In this week's EIC Squared podcast, ZDNet's Larry Dignan and I discuss the latest news, including SAP's management changes, Dell's woes, Intel's new mobile chip, life extension for Windows XP, and Google's lottery winners.
As a wise man once noted, the waiting is the hardest part.
It's been nearly six months since Google sent ripples through the mobile phone industry with the announcement of its plans to develop Android, a Linux-based operating system. But after an initial splash, Google has been pretty quiet. So much so, in fact, that several representatives of companies within Google's Open Handset Alliance professed frustration at the ambiguity of some important details at the CTIA 2008 conference this week in Las Vegas.
Much is still up in the air, just a few months before the first phones … Read more
Microsoft and Yahoo executives took another run at trying to ignite formal merger talks this week, but failed to kick it into gear, according to a report in The Wall Street Journal.
Apparently, Microsoft says no dice to raising its buyout bid and Yahoo remains hesitant to open its books without a bump up in price, according to sources cited in the Journal.
Although it's unclear which executives are doing the merger dance, the meeting was held near Yahoo's headquarters, the report states.
The parties last talked four weeks ago, marking the end of what had been six … Read more
Companies bidding in the Federal Communications Commission's 700MHz spectrum auction are starting to talk.
The gag order that silenced those participating in the FCC's auction that ended last month was lifted late Thursday. Now companies are free to discuss their plans and strategies for bidding in the auction.
Verizon Wireless plans to use its newly won wireless spectrum licenses in the 700MHz auction to deliver 4G services, CTO Tony Melone told the wireless news site Unstrung.
Verizon Wireless paid nearly $10 billion for licenses in the C block, which are subject to a special FCC rule that requires … Read more
Google says it participated in the recent wireless spectrum auction not with the goal to win, but to help drive bidding high enough to ensure that open-access rules it had pushed for would be adopted.

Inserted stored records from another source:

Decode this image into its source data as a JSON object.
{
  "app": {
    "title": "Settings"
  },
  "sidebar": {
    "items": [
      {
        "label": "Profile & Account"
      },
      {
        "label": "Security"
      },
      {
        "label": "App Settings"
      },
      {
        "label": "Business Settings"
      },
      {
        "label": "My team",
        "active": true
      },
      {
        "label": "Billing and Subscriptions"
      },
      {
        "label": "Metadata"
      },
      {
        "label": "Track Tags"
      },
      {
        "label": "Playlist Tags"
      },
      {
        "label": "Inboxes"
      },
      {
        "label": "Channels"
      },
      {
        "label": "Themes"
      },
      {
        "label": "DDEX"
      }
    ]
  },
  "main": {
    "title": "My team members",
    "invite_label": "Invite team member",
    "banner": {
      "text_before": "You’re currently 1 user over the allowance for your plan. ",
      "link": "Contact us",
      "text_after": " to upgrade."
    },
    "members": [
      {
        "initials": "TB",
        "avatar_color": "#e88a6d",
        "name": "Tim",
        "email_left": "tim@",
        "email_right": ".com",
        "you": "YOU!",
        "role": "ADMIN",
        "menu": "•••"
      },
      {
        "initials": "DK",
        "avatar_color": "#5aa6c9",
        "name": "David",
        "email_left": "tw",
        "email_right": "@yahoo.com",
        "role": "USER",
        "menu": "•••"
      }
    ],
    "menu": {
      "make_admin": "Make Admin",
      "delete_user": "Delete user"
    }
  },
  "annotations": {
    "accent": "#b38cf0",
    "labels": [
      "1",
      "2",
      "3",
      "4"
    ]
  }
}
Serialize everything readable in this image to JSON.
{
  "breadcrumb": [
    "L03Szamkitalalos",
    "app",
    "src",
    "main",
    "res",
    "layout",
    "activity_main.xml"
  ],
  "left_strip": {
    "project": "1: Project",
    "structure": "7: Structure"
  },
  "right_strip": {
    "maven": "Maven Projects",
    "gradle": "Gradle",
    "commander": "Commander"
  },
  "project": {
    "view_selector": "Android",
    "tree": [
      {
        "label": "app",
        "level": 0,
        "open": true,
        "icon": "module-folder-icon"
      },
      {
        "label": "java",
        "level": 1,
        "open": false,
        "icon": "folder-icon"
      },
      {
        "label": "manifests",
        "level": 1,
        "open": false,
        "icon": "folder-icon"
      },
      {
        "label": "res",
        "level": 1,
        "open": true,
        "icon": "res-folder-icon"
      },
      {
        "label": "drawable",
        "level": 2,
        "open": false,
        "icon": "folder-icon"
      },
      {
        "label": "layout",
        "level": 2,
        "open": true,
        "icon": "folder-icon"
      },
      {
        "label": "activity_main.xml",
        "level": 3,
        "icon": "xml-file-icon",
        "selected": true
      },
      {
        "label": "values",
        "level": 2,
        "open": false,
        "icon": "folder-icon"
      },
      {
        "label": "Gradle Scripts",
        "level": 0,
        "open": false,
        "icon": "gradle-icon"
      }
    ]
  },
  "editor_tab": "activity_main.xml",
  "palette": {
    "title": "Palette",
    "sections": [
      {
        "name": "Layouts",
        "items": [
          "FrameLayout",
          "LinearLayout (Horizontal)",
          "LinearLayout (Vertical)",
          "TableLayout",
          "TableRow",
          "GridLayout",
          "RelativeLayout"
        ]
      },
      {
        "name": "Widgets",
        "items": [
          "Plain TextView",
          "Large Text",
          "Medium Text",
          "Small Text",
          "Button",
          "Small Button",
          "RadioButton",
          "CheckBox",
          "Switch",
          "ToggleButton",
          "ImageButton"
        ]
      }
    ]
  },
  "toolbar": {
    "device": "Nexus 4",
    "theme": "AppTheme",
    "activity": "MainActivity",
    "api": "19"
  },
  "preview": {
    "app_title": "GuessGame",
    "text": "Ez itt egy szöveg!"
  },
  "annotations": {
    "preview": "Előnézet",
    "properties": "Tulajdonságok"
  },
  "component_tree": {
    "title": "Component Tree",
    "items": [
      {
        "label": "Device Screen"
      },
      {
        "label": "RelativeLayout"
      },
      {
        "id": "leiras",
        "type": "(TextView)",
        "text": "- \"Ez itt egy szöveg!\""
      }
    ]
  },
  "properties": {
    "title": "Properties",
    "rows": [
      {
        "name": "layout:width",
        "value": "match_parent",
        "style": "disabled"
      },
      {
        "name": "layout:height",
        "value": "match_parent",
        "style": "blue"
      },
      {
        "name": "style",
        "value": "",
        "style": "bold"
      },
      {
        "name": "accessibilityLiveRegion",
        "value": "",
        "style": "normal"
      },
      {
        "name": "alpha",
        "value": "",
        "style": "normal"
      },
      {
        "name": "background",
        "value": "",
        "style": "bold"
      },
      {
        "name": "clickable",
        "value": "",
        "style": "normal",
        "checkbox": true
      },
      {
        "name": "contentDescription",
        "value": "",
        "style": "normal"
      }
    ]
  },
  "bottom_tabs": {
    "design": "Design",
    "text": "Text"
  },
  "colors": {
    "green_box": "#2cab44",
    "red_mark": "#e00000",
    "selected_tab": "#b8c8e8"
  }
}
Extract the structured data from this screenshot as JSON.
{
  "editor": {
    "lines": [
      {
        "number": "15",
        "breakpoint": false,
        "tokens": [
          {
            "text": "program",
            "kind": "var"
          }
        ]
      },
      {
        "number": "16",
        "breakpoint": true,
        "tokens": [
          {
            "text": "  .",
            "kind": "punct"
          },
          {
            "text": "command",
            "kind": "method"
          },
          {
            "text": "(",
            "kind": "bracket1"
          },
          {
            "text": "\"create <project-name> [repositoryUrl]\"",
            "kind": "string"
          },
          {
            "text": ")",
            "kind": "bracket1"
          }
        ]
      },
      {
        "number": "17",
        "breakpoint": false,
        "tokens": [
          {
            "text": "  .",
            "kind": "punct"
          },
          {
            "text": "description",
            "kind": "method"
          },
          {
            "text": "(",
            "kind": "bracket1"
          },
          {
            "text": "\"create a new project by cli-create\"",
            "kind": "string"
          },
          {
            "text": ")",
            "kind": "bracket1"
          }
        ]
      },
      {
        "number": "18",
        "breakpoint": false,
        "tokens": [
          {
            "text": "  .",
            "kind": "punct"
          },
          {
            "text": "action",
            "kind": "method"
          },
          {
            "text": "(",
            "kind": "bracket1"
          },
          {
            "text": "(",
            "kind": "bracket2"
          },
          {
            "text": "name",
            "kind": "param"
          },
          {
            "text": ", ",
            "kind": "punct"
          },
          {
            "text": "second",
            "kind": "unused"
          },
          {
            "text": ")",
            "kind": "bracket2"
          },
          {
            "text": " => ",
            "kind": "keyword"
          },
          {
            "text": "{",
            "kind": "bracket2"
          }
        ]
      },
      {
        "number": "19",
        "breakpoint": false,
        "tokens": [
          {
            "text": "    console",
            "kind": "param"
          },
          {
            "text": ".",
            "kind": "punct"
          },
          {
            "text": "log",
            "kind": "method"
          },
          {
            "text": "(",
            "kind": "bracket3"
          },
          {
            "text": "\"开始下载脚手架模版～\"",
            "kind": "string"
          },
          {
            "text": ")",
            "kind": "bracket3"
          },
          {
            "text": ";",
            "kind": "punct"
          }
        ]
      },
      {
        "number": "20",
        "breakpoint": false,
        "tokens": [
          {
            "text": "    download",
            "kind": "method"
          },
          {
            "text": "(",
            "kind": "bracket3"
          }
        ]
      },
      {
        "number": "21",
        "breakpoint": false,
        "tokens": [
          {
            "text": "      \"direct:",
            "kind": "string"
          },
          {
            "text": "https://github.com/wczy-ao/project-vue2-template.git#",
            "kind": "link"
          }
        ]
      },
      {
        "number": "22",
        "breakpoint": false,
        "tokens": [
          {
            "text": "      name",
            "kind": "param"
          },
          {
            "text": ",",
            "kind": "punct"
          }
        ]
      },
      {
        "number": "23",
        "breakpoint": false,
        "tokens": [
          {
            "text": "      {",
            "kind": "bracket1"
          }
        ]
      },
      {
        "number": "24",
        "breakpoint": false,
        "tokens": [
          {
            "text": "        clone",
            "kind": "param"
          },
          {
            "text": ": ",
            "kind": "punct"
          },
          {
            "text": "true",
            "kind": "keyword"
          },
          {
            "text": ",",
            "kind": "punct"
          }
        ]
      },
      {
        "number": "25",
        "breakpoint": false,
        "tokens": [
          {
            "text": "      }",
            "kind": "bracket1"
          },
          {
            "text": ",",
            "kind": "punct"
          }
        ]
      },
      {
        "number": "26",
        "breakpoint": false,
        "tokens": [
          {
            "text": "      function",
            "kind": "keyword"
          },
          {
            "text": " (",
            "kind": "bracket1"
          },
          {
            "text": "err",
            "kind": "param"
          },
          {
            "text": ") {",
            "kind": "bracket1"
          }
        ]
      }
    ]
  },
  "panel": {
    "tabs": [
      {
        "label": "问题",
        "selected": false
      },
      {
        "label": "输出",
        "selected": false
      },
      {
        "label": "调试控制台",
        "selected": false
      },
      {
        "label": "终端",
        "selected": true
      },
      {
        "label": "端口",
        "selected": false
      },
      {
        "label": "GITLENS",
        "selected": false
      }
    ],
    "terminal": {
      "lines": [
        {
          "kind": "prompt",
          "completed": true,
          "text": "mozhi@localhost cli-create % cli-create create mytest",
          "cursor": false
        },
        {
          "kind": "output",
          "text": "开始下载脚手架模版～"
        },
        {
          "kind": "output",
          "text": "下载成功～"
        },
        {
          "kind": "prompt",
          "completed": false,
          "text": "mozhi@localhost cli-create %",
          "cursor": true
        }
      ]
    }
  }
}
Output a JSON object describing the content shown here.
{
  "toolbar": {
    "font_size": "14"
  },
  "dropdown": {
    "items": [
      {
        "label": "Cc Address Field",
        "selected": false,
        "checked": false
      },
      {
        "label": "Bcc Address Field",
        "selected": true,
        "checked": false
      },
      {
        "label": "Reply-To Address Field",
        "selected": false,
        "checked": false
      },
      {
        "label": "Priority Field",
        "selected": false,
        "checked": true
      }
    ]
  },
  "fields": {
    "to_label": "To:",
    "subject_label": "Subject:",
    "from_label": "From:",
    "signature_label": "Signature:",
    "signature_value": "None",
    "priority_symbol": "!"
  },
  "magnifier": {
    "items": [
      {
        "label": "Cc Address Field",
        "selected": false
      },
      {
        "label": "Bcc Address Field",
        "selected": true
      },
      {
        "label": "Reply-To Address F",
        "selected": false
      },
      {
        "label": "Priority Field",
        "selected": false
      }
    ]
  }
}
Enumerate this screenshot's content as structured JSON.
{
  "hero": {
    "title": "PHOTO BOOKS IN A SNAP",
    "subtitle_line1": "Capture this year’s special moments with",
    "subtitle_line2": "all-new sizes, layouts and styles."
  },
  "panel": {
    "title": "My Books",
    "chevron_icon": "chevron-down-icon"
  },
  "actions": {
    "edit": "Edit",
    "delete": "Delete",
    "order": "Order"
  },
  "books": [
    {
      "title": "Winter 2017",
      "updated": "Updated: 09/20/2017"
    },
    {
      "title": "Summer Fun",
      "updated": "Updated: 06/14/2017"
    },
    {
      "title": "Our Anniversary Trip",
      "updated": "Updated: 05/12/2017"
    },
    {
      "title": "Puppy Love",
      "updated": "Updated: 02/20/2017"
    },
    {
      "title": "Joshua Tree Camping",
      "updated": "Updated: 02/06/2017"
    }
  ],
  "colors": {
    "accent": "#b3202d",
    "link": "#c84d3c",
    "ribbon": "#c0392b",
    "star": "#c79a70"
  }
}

"Google's top priority heading into the auction was to make sure that bidding on the so-called 'C Block' reached the $4.6 billion reserve price that would trigger the important 'open applications' and 'open handsets' license conditions," Richard Whitt, Washington telecom and media counsel, and Joseph Faber, corporate counsel, wrote in a posting Thursday on Google's Public Policy Blog.
"We … Read more
Web news aggregator Naubo might be one of the unholiest unions I've ever seen. It could also be one of the best places for news junkies to get their fix. The service is an unabashed visual copycat of Google News, serving up the latest stories from around the Web. The difference is that it has a technology slant, covering news on big companies like Apple and Microsoft, along with gadgets, Linux, and hardware.
Apple passes Wal-Mart, now No. 1 music retailer in U.S. http://arstechnica.com/news.ars/post/ 20080402-apple-passes-wal-mart-now-1-music-retailer-in-us.html
As expected, MySpace unveils new music service http://www.news.com/8301-10784_3-9910344-7.html http://www.nytimes.com/2008/04/03/ technology/03cnd-myspace.html … Read more
LAS VEGAS--AT&T's top wireless man told the Wall Street Journal at the CTIA tradeshow here this week that the company is considering using Google's Android handsets.
Ralph de la Vega, head of AT&T's wireless unit, told the Journal he has reviewed the technology closely and is "confident it is something we are going to want in our portfolio."
This is good news for Google, which benefits greatly from having as many carriers and handset makers as possible using its new operating system.
Maybe it's just coincidence, but this week two executives have left major Web companies for roles in the music industry.
Earlier this week, Google VP of Engineering Douglas Merrill left to lead EMI's digital music initiative. According to his Google bio, his core background is in finance--not music and not really technology, although apparently he has done a lot of work in information security. Apparently, singing the Sex Pistols' anti-label song "EMI" to EMI head Guy Hands helped him get the job. Too bad MCA's gone--maybe I could have gotten a job by singing … Read more
Public interest groups, academics and members of the press have hammered Google for its lax privacy policies. The criticism has mostly focused on the log deletion practices and browser cookie policies at the search giant. Google claims that search quality and user privacy are a zero-sum game: deleting log data makes it more difficult to improve search results. Perhaps the company is right. However, there are several other pro-privacy steps that Google could take to significantly protect its customers--which it has not done, and continues to reject.
Over the last few months, a number of Google's engineers have issued … Read more